◆ **Task description**: Restating the records exactly is the whole task.

== Records shown

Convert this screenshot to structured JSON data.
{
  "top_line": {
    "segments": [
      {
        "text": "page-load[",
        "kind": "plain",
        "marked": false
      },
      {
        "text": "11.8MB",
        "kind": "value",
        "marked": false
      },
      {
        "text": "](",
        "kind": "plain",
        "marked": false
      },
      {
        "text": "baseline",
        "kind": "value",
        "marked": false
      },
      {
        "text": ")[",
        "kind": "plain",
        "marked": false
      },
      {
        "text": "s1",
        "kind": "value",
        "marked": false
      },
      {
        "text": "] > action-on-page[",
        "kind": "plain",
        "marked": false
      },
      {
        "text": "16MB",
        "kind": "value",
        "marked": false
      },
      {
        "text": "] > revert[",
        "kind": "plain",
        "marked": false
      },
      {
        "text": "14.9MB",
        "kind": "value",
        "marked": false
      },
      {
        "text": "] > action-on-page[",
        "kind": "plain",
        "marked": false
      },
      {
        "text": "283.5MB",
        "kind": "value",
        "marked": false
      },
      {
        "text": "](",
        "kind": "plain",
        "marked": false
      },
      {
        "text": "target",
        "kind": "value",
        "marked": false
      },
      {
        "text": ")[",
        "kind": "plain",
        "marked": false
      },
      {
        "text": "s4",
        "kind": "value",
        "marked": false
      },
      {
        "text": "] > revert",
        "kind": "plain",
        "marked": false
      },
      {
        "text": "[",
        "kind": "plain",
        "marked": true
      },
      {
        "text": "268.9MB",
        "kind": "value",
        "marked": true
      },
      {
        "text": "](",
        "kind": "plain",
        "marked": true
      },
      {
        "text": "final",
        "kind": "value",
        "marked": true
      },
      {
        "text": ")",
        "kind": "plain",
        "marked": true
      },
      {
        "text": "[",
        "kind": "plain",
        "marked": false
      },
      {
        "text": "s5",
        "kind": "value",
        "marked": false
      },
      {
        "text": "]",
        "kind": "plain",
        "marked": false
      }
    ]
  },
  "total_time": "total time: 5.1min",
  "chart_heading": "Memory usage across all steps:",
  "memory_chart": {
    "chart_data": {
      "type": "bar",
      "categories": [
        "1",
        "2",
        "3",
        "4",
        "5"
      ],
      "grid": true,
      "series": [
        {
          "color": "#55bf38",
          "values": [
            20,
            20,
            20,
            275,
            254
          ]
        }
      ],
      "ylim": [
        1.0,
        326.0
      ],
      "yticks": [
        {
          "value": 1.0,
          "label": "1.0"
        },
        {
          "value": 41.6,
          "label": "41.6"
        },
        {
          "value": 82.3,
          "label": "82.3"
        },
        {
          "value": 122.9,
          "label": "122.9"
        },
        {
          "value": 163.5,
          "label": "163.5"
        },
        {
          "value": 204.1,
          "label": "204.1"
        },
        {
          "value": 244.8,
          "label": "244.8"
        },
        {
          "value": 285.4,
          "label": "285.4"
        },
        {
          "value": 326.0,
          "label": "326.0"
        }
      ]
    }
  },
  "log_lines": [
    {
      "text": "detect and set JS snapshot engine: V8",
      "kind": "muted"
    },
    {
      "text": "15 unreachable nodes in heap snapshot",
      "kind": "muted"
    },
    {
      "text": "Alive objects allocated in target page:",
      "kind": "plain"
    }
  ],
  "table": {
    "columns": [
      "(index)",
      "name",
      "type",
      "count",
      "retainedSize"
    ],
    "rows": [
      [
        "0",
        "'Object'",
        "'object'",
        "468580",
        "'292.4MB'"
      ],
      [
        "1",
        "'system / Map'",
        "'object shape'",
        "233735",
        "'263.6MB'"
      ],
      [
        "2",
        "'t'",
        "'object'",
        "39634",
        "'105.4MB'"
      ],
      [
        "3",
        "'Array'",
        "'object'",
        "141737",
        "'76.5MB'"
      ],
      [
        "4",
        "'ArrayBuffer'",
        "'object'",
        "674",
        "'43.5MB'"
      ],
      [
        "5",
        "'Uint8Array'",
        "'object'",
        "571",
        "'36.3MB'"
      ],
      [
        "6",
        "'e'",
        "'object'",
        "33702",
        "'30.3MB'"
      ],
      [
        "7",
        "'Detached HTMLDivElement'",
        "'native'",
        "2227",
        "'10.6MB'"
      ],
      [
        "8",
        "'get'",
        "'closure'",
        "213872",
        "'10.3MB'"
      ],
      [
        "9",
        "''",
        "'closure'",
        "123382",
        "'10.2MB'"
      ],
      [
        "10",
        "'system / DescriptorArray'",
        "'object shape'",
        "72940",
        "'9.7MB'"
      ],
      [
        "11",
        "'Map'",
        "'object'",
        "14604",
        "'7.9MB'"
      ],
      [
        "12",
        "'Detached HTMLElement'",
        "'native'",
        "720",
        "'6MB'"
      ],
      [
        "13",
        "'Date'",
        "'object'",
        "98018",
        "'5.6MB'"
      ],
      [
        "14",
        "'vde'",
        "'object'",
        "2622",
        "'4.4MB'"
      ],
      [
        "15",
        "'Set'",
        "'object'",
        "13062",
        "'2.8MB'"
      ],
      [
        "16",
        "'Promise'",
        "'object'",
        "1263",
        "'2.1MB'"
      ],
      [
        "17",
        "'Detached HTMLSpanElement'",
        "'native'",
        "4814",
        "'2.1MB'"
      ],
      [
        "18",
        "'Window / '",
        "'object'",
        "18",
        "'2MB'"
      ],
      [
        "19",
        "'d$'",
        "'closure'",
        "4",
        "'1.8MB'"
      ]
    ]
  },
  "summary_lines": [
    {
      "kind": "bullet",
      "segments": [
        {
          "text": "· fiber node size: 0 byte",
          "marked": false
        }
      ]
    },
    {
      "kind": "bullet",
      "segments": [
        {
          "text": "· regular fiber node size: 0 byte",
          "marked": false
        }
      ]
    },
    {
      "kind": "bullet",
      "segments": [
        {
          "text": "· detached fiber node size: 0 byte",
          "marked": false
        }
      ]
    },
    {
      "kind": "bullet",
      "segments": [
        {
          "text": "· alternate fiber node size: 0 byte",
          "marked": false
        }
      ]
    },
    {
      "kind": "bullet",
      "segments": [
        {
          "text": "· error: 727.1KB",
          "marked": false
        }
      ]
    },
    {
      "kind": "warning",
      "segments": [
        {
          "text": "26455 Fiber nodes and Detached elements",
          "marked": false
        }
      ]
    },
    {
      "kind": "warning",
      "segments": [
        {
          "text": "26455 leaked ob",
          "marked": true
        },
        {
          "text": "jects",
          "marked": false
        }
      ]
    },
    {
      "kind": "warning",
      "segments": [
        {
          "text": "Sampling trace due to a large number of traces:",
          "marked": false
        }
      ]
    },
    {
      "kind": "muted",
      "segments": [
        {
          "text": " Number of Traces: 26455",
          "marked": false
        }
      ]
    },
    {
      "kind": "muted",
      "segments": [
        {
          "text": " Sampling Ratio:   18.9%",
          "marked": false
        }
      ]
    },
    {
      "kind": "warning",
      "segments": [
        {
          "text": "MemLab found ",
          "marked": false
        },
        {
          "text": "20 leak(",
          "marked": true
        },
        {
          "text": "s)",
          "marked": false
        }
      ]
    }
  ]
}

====

◆ **Solved exercise**:
Convert this screenshot to structured JSON data.
{
  "top_line": {
    "segments": [
      {
        "text": "page-load[",
        "kind": "plain",
        "marked": false
      },
      {
        "text": "11.8MB",
        "kind": "value",
        "marked": false
      },
      {
        "text": "](",
        "kind": "plain",
        "marked": false
      },
      {
        "text": "baseline",
        "kind": "value",
        "marked": false
      },
      {
        "text": ")[",
        "kind": "plain",
        "marked": false
      },
      {
        "text": "s1",
        "kind": "value",
        "marked": false
      },
      {
        "text": "] > action-on-page[",
        "kind": "plain",
        "marked": false
      },
      {
        "text": "16MB",
        "kind": "value",
        "marked": false
      },
      {
        "text": "] > revert[",
        "kind": "plain",
        "marked": false
      },
      {
        "text": "14.9MB",
        "kind": "value",
        "marked": false
      },
      {
        "text": "] > action-on-page[",
        "kind": "plain",
        "marked": false
      },
      {
        "text": "283.5MB",
        "kind": "value",
        "marked": false
      },
      {
        "text": "](",
        "kind": "plain",
        "marked": false
      },
      {
        "text": "target",
        "kind": "value",
        "marked": false
      },
      {
        "text": ")[",
        "kind": "plain",
        "marked": false
      },
      {
        "text": "s4",
        "kind": "value",
        "marked": false
      },
      {
        "text": "] > revert",
        "kind": "plain",
        "marked": false
      },
      {
        "text": "[",
        "kind": "plain",
        "marked": true
      },
      {
        "text": "268.9MB",
        "kind": "value",
        "marked": true
      },
      {
        "text": "](",
        "kind": "plain",
        "marked": true
      },
      {
        "text": "final",
        "kind": "value",
        "marked": true
      },
      {
        "text": ")",
        "kind": "plain",
        "marked": true
      },
      {
        "text": "[",
        "kind": "plain",
        "marked": false
      },
      {
        "text": "s5",
        "kind": "value",
        "marked": false
      },
      {
        "text": "]",
        "kind": "plain",
        "marked": false
      }
    ]
  },
  "total_time": "total time: 5.1min",
  "chart_heading": "Memory usage across all steps:",
  "memory_chart": {
    "chart_data": {
      "type": "bar",
      "categories": [
        "1",
        "2",
        "3",
        "4",
        "5"
      ],
      "grid": true,
      "series": [
        {
          "color": "#55bf38",
          "values": [
            20,
            20,
            20,
            275,
            254
          ]
        }
      ],
      "ylim": [
        1.0,
        326.0
      ],
      "yticks": [
        {
          "value": 1.0,
          "label": "1.0"
        },
        {
          "value": 41.6,
          "label": "41.6"
        },
        {
          "value": 82.3,
          "label": "82.3"
        },
        {
          "value": 122.9,
          "label": "122.9"
        },
        {
          "value": 163.5,
          "label": "163.5"
        },
        {
          "value": 204.1,
          "label": "204.1"
        },
        {
          "value": 244.8,
          "label": "244.8"
        },
        {
          "value": 285.4,
          "label": "285.4"
        },
        {
          "value": 326.0,
          "label": "326.0"
        }
      ]
    }
  },
  "log_lines": [
    {
      "text": "detect and set JS snapshot engine: V8",
      "kind": "muted"
    },
    {
      "text": "15 unreachable nodes in heap snapshot",
      "kind": "muted"
    },
    {
      "text": "Alive objects allocated in target page:",
      "kind": "plain"
    }
  ],
  "table": {
    "columns": [
      "(index)",
      "name",
      "type",
      "count",
      "retainedSize"
    ],
    "rows": [
      [
        "0",
        "'Object'",
        "'object'",
        "468580",
        "'292.4MB'"
      ],
      [
        "1",
        "'system / Map'",
        "'object shape'",
        "233735",
        "'263.6MB'"
      ],
      [
        "2",
        "'t'",
        "'object'",
        "39634",
        "'105.4MB'"
      ],
      [
        "3",
        "'Array'",
        "'object'",
        "141737",
        "'76.5MB'"
      ],
      [
        "4",
        "'ArrayBuffer'",
        "'object'",
        "674",
        "'43.5MB'"
      ],
      [
        "5",
        "'Uint8Array'",
        "'object'",
        "571",
        "'36.3MB'"
      ],
      [
        "6",
        "'e'",
        "'object'",
        "33702",
        "'30.3MB'"
      ],
      [
        "7",
        "'Detached HTMLDivElement'",
        "'native'",
        "2227",
        "'10.6MB'"
      ],
      [
        "8",
        "'get'",
        "'closure'",
        "213872",
        "'10.3MB'"
      ],
      [
        "9",
        "''",
        "'closure'",
        "123382",
        "'10.2MB'"
      ],
      [
        "10",
        "'system / DescriptorArray'",
        "'object shape'",
        "72940",
        "'9.7MB'"
      ],
      [
        "11",
        "'Map'",
        "'object'",
        "14604",
        "'7.9MB'"
      ],
      [
        "12",
        "'Detached HTMLElement'",
        "'native'",
        "720",
        "'6MB'"
      ],
      [
        "13",
        "'Date'",
        "'object'",
        "98018",
        "'5.6MB'"
      ],
      [
        "14",
        "'vde'",
        "'object'",
        "2622",
        "'4.4MB'"
      ],
      [
        "15",
        "'Set'",
        "'object'",
        "13062",
        "'2.8MB'"
      ],
      [
        "16",
        "'Promise'",
        "'object'",
        "1263",
        "'2.1MB'"
      ],
      [
        "17",
        "'Detached HTMLSpanElement'",
        "'native'",
        "4814",
        "'2.1MB'"
      ],
      [
        "18",
        "'Window / '",
        "'object'",
        "18",
        "'2MB'"
      ],
      [
        "19",
        "'d$'",
        "'closure'",
        "4",
        "'1.8MB'"
      ]
    ]
  },
  "summary_lines": [
    {
      "kind": "bullet",
      "segments": [
        {
          "text": "· fiber node size: 0 byte",
          "marked": false
        }
      ]
    },
    {
      "kind": "bullet",
      "segments": [
        {
          "text": "· regular fiber node size: 0 byte",
          "marked": false
        }
      ]
    },
    {
      "kind": "bullet",
      "segments": [
        {
          "text": "· detached fiber node size: 0 byte",
          "marked": false
        }
      ]
    },
    {
      "kind": "bullet",
      "segments": [
        {
          "text": "· alternate fiber node size: 0 byte",
          "marked": false
        }
      ]
    },
    {
      "kind": "bullet",
      "segments": [
        {
          "text": "· error: 727.1KB",
          "marked": false
        }
      ]
    },
    {
      "kind": "warning",
      "segments": [
        {
          "text": "26455 Fiber nodes and Detached elements",
          "marked": false
        }
      ]
    },
    {
      "kind": "warning",
      "segments": [
        {
          "text": "26455 leaked ob",
          "marked": true
        },
        {
          "text": "jects",
          "marked": false
        }
      ]
    },
    {
      "kind": "warning",
      "segments": [
        {
          "text": "Sampling trace due to a large number of traces:",
          "marked": false
        }
      ]
    },
    {
      "kind": "muted",
      "segments": [
        {
          "text": " Number of Traces: 26455",
          "marked": false
        }
      ]
    },
    {
      "kind": "muted",
      "segments": [
        {
          "text": " Sampling Ratio:   18.9%",
          "marked": false
        }
      ]
    },
    {
      "kind": "warning",
      "segments": [
        {
          "text": "MemLab found ",
          "marked": false
        },
        {
          "text": "20 leak(",
          "marked": true
        },
        {
          "text": "s)",
          "marked": false
        }
      ]
    }
  ]
}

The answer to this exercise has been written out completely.